In Cutler v. United Dairies, is a good illustration on the point. In this case the plaintiff seeing that the defendant’s horse had gone amuck and fleeing attempted to stop the horse and was seriously injured. It was held that the principle that mere knowledge of risk does not imply ‘consent’ rule does not apply to cases where the plaintiff himself undertakes the dangerous work. There was no need to take the risk.
This rule also applies to cases where an attempt is made to protect the life of the negligent person.
In Baker v. T.E. Hopkins & Sons is a good illustration on the point. In this case due to the employer’s negligence, a well in which two workmen were working, was filled with a poisonous gas causing danger to the lives of the workmen. A doctor wanted to help these workmen and tried to go into the well. He was told not so do so in view of the risk involved in it. Inspite of this, he tried to go into the well and was overcome by poisonous fumes and died on way to the hospital. The doctor’s widow brought an action against the workmen’s, employers for compensation for her husband’s death. It was held that in such a case the defence of volenti non fit injuria was not available and the defendants were liable to pay damages to the widow of the rescuer. The Court said that the act of the rescuer was the natural and probable consequence of the defendant’s wrongful act which he could have foreseen.

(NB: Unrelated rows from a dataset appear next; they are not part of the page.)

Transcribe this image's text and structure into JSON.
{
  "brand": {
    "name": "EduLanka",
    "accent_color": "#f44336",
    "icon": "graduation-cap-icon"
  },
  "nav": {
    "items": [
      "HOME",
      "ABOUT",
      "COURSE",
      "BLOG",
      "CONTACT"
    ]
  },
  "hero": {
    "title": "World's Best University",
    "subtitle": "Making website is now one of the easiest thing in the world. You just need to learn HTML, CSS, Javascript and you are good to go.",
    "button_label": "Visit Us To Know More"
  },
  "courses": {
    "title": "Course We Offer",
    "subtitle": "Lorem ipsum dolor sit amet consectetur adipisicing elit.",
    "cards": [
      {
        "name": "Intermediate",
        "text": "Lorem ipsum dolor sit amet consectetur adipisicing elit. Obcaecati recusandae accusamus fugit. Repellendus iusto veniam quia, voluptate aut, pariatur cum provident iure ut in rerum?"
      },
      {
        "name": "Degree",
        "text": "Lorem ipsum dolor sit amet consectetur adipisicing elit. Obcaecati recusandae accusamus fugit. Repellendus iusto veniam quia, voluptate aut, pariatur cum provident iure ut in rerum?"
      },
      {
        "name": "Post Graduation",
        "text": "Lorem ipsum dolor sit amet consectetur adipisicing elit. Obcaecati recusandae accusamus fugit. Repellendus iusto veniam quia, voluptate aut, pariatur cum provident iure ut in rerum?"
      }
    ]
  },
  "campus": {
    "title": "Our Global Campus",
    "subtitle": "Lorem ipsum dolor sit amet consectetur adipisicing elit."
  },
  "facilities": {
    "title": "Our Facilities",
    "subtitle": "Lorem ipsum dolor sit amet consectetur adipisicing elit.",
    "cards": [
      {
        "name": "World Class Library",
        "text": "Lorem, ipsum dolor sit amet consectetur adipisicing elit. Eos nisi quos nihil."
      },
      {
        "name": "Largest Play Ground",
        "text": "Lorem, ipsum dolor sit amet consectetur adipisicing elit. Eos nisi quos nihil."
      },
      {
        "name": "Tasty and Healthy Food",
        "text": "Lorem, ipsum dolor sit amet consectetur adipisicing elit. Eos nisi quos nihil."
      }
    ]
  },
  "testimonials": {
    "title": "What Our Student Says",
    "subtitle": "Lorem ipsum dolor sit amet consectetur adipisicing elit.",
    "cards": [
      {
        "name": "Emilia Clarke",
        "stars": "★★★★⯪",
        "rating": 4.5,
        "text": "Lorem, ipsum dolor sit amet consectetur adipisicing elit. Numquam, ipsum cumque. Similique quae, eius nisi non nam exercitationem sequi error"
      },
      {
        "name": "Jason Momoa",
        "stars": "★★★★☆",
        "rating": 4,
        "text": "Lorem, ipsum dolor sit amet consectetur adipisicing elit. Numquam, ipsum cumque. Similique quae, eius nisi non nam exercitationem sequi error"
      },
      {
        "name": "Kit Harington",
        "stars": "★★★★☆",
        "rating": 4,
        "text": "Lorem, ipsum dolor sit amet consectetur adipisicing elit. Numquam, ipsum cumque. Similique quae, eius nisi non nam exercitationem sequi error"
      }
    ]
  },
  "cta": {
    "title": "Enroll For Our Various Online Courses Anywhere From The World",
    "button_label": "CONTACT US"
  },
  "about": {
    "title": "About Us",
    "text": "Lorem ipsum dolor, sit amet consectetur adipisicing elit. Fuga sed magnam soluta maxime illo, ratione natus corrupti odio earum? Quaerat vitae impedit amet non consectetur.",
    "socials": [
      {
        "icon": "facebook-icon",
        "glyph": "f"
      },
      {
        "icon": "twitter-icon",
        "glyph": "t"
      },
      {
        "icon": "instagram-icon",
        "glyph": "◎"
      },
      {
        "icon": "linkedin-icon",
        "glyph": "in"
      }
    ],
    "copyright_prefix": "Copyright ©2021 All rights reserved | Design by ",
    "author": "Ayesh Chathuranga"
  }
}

Rule applies in case of rescue of property: The principle laid down in the case of Haynes v. Harwood also applies to cases of rescue of property, whether the property belongs to the rescuer himself or others.
(2) Unfair Contract Terms Act, 1977 (England) : The rule of Volenti not fit injuria has now been abolished in case of personal injury or harm resulting from negligence. It means that the defendant cannot take the plea that the plaintiff had consented to suffer the risk to his person by a contract. However, in business cases exemption can be granted by contract. Section 2(1) of the Act provides that a person cannot by reference to any contract term or to a notice given to persons generally or to particular person exclude or restrict, his liability for death or personal injury resulting from negligence. In the case of other loss or damage a person cannot exclude or restrict his liability for negligence except in so far as the term or notice satisfies the requirement of reasonableness. [Clause 2(2)].